▶ [AIM OF THE EXERCISE]:
Repeat all entries word for word; skip images.

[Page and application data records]

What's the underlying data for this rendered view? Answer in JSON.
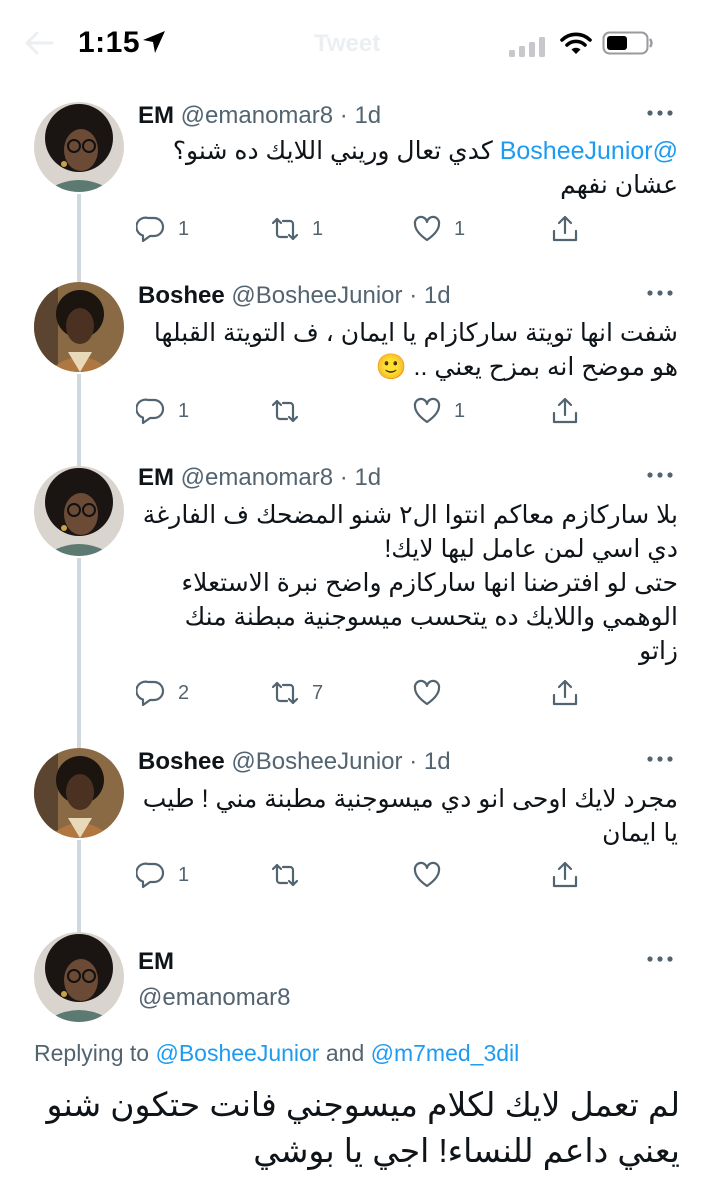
{
  "status_bar": {
    "time": "1:15",
    "ghost_title": "Tweet"
  },
  "tweets": [
    {
      "name": "EM",
      "handle": "@emanomar8",
      "sep": "·",
      "time": "1d",
      "text_mention": "@BosheeJunior",
      "text_line1_rest": " كدي تعال وريني اللايك ده شنو؟",
      "text_line2": "عشان نفهم",
      "replies": "1",
      "retweets": "1",
      "likes": "1"
    },
    {
      "name": "Boshee",
      "handle": "@BosheeJunior",
      "sep": "·",
      "time": "1d",
      "text_line1": "شفت انها تويتة ساركازام يا ايمان ، ف التويتة القبلها",
      "text_line2": "هو موضح انه بمزح يعني .. 🙂",
      "replies": "1",
      "retweets": "",
      "likes": "1"
    },
    {
      "name": "EM",
      "handle": "@emanomar8",
      "sep": "·",
      "time": "1d",
      "text_line1": "بلا ساركازم معاكم انتوا ال٢ شنو المضحك ف الفارغة",
      "text_line2": "دي اسي لمن عامل ليها لايك!",
      "text_line3": "حتى لو افترضنا انها ساركازم واضح نبرة الاستعلاء",
      "text_line4": "الوهمي واللايك ده يتحسب ميسوجنية مبطنة منك",
      "text_line5": "زاتو",
      "replies": "2",
      "retweets": "7",
      "likes": ""
    },
    {
      "name": "Boshee",
      "handle": "@BosheeJunior",
      "sep": "·",
      "time": "1d",
      "text_line1": "مجرد لايك اوحى انو دي ميسوجنية مطبنة مني ! طيب",
      "text_line2": "يا ايمان",
      "replies": "1",
      "retweets": "",
      "likes": ""
    }
  ],
  "main_tweet": {
    "name": "EM",
    "handle": "@emanomar8",
    "replying_prefix": "Replying to",
    "replying_user1": "@BosheeJunior",
    "replying_and": "and",
    "replying_user2": "@m7med_3dil",
    "text_line1": "لم تعمل لايك لكلام ميسوجني فانت حتكون شنو",
    "text_line2": "يعني داعم للنساء! اجي يا بوشي"
  },
  "icons": {
    "reply": "reply-icon",
    "retweet": "retweet-icon",
    "like": "heart-icon",
    "share": "share-icon",
    "more": "more-dots-icon"
  },
  "colors": {
    "accent": "#1d9bf0",
    "secondary_text": "#536471",
    "thread_line": "#cfd9de"
  }
}
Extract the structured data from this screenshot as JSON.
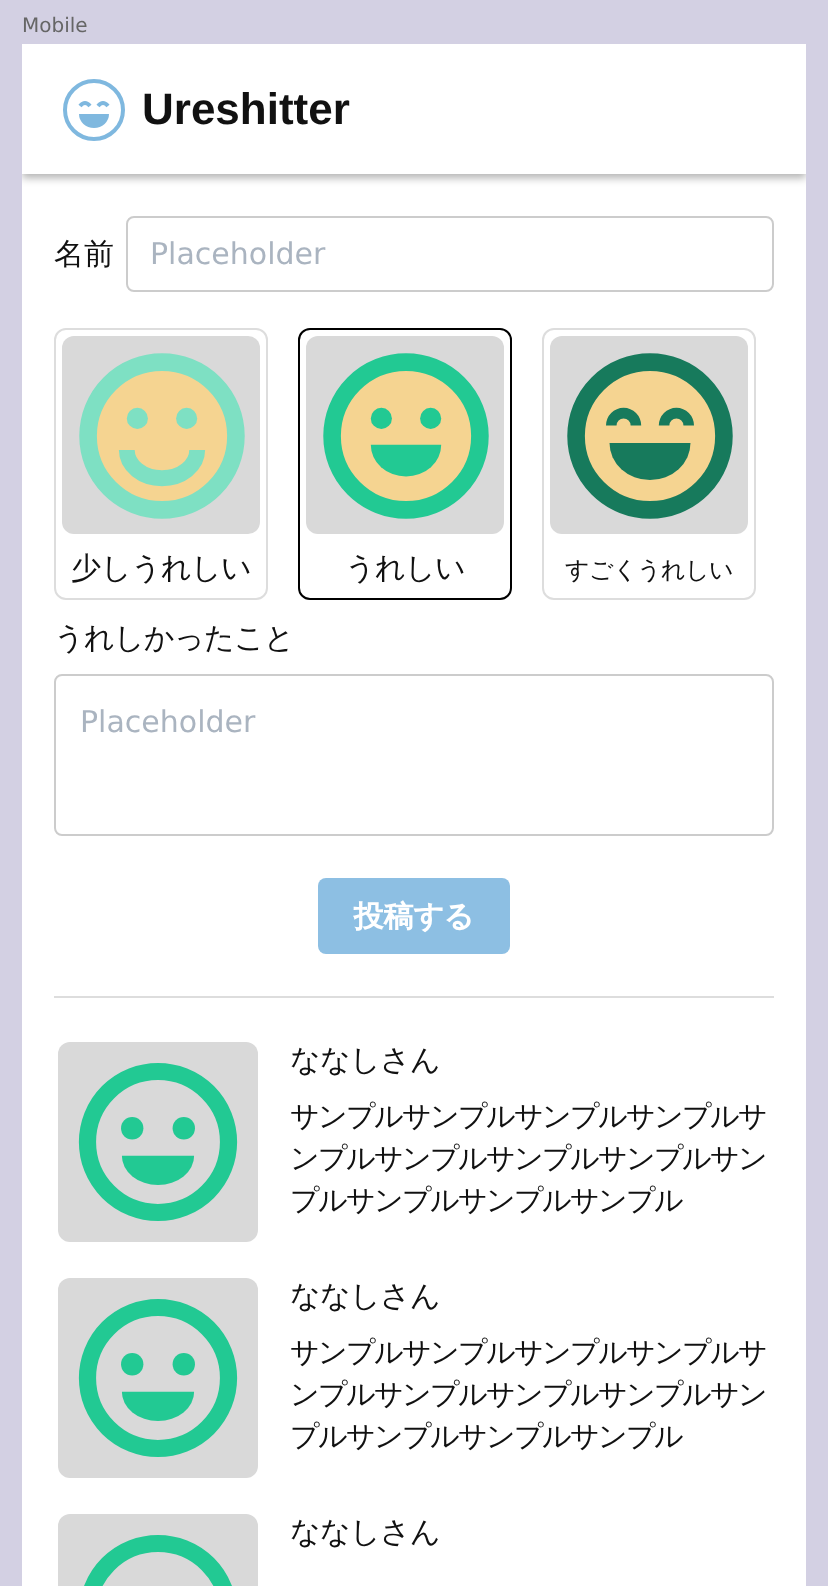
{
  "frame_label": "Mobile",
  "header": {
    "title": "Ureshitter"
  },
  "name_field": {
    "label": "名前",
    "placeholder": "Placeholder"
  },
  "moods": [
    {
      "kind": "slight",
      "label": "少しうれしい",
      "selected": false
    },
    {
      "kind": "happy",
      "label": "うれしい",
      "selected": true
    },
    {
      "kind": "very",
      "label": "すごくうれしい",
      "selected": false
    }
  ],
  "comment_field": {
    "label": "うれしかったこと",
    "placeholder": "Placeholder"
  },
  "submit_button": {
    "label": "投稿する",
    "disabled": true
  },
  "posts": [
    {
      "kind": "happy",
      "author": "ななしさん",
      "text": "サンプルサンプルサンプルサンプルサンプルサンプルサンプルサンプルサンプルサンプルサンプルサンプル"
    },
    {
      "kind": "happy",
      "author": "ななしさん",
      "text": "サンプルサンプルサンプルサンプルサンプルサンプルサンプルサンプルサンプルサンプルサンプルサンプル"
    },
    {
      "kind": "happy",
      "author": "ななしさん"
    }
  ]
}
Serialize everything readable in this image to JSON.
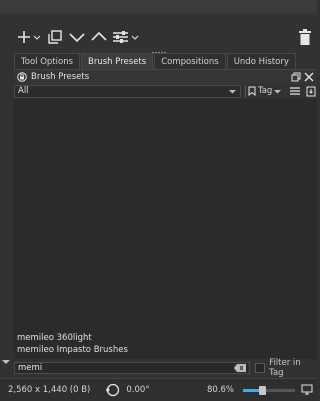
{
  "toolbar": {
    "add_icon": "plus-icon",
    "copy_icon": "copy-icon",
    "down_icon": "chevron-down-icon",
    "up_icon": "chevron-up-icon",
    "settings_icon": "sliders-icon",
    "delete_icon": "trash-icon"
  },
  "tabs": [
    {
      "label": "Tool Options"
    },
    {
      "label": "Brush Presets"
    },
    {
      "label": "Compositions"
    },
    {
      "label": "Undo History"
    }
  ],
  "dock": {
    "title": "Brush Presets",
    "lock_icon": "lock-icon",
    "float_icon": "float-icon",
    "close_icon": "close-icon"
  },
  "filter": {
    "selected": "All",
    "tag_label": "Tag"
  },
  "presets": [
    {
      "name": "memileo 360light"
    },
    {
      "name": "memileo Impasto Brushes"
    }
  ],
  "search": {
    "value": "memi",
    "filter_in_tag_label": "Filter in Tag"
  },
  "status": {
    "image_size": "2,560 x 1,440 (0 B)",
    "rotation": "0.00°",
    "zoom": "80.6%"
  },
  "colors": {
    "background": "#323232",
    "panel": "#2b2b2b",
    "accent": "#3daee9"
  }
}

▶ [YOUR RESPONSE]:
What's the underlying data for this rendered view? Answer in JSON.
{
  "status_bar": {
    "time": "1:15",
    "ghost_title": "Tweet"
  },
  "tweets": [
    {
      "name": "EM",
      "handle": "@emanomar8",
      "sep": "·",
      "time": "1d",
      "text_mention": "@BosheeJunior",
      "text_line1_rest": " كدي تعال وريني اللايك ده شنو؟",
      "text_line2": "عشان نفهم",
      "replies": "1",
      "retweets": "1",
      "likes": "1"
    },
    {
      "name": "Boshee",
      "handle": "@BosheeJunior",
      "sep": "·",
      "time": "1d",
      "text_line1": "شفت انها تويتة ساركازام يا ايمان ، ف التويتة القبلها",
      "text_line2": "هو موضح انه بمزح يعني .. 🙂",
      "replies": "1",
      "retweets": "",
      "likes": "1"
    },
    {
      "name": "EM",
      "handle": "@emanomar8",
      "sep": "·",
      "time": "1d",
      "text_line1": "بلا ساركازم معاكم انتوا ال٢ شنو المضحك ف الفارغة",
      "text_line2": "دي اسي لمن عامل ليها لايك!",
      "text_line3": "حتى لو افترضنا انها ساركازم واضح نبرة الاستعلاء",
      "text_line4": "الوهمي واللايك ده يتحسب ميسوجنية مبطنة منك",
      "text_line5": "زاتو",
      "replies": "2",
      "retweets": "7",
      "likes": ""
    },
    {
      "name": "Boshee",
      "handle": "@BosheeJunior",
      "sep": "·",
      "time": "1d",
      "text_line1": "مجرد لايك اوحى انو دي ميسوجنية مطبنة مني ! طيب",
      "text_line2": "يا ايمان",
      "replies": "1",
      "retweets": "",
      "likes": ""
    }
  ],
  "main_tweet": {
    "name": "EM",
    "handle": "@emanomar8",
    "replying_prefix": "Replying to",
    "replying_user1": "@BosheeJunior",
    "replying_and": "and",
    "replying_user2": "@m7med_3dil",
    "text_line1": "لم تعمل لايك لكلام ميسوجني فانت حتكون شنو",
    "text_line2": "يعني داعم للنساء! اجي يا بوشي"
  },
  "icons": {
    "reply": "reply-icon",
    "retweet": "retweet-icon",
    "like": "heart-icon",
    "share": "share-icon",
    "more": "more-dots-icon"
  },
  "colors": {
    "accent": "#1d9bf0",
    "secondary_text": "#536471",
    "thread_line": "#cfd9de"
  }
}
Extract the structured data from this screenshot as JSON.
{
  "frame_label": "Mobile",
  "header": {
    "title": "Ureshitter"
  },
  "name_field": {
    "label": "名前",
    "placeholder": "Placeholder"
  },
  "moods": [
    {
      "kind": "slight",
      "label": "少しうれしい",
      "selected": false
    },
    {
      "kind": "happy",
      "label": "うれしい",
      "selected": true
    },
    {
      "kind": "very",
      "label": "すごくうれしい",
      "selected": false
    }
  ],
  "comment_field": {
    "label": "うれしかったこと",
    "placeholder": "Placeholder"
  },
  "submit_button": {
    "label": "投稿する",
    "disabled": true
  },
  "posts": [
    {
      "kind": "happy",
      "author": "ななしさん",
      "text": "サンプルサンプルサンプルサンプルサンプルサンプルサンプルサンプルサンプルサンプルサンプルサンプル"
    },
    {
      "kind": "happy",
      "author": "ななしさん",
      "text": "サンプルサンプルサンプルサンプルサンプルサンプルサンプルサンプルサンプルサンプルサンプルサンプル"
    },
    {
      "kind": "happy",
      "author": "ななしさん"
    }
  ]
}
Serialize everything readable in this image to JSON.
{
  "toolbar": {
    "add_icon": "plus-icon",
    "copy_icon": "copy-icon",
    "down_icon": "chevron-down-icon",
    "up_icon": "chevron-up-icon",
    "settings_icon": "sliders-icon",
    "delete_icon": "trash-icon"
  },
  "tabs": [
    {
      "label": "Tool Options"
    },
    {
      "label": "Brush Presets"
    },
    {
      "label": "Compositions"
    },
    {
      "label": "Undo History"
    }
  ],
  "dock": {
    "title": "Brush Presets",
    "lock_icon": "lock-icon",
    "float_icon": "float-icon",
    "close_icon": "close-icon"
  },
  "filter": {
    "selected": "All",
    "tag_label": "Tag"
  },
  "presets": [
    {
      "name": "memileo 360light"
    },
    {
      "name": "memileo Impasto Brushes"
    }
  ],
  "search": {
    "value": "memi",
    "filter_in_tag_label": "Filter in Tag"
  },
  "status": {
    "image_size": "2,560 x 1,440 (0 B)",
    "rotation": "0.00°",
    "zoom": "80.6%"
  },
  "colors": {
    "background": "#323232",
    "panel": "#2b2b2b",
    "accent": "#3daee9"
  }
}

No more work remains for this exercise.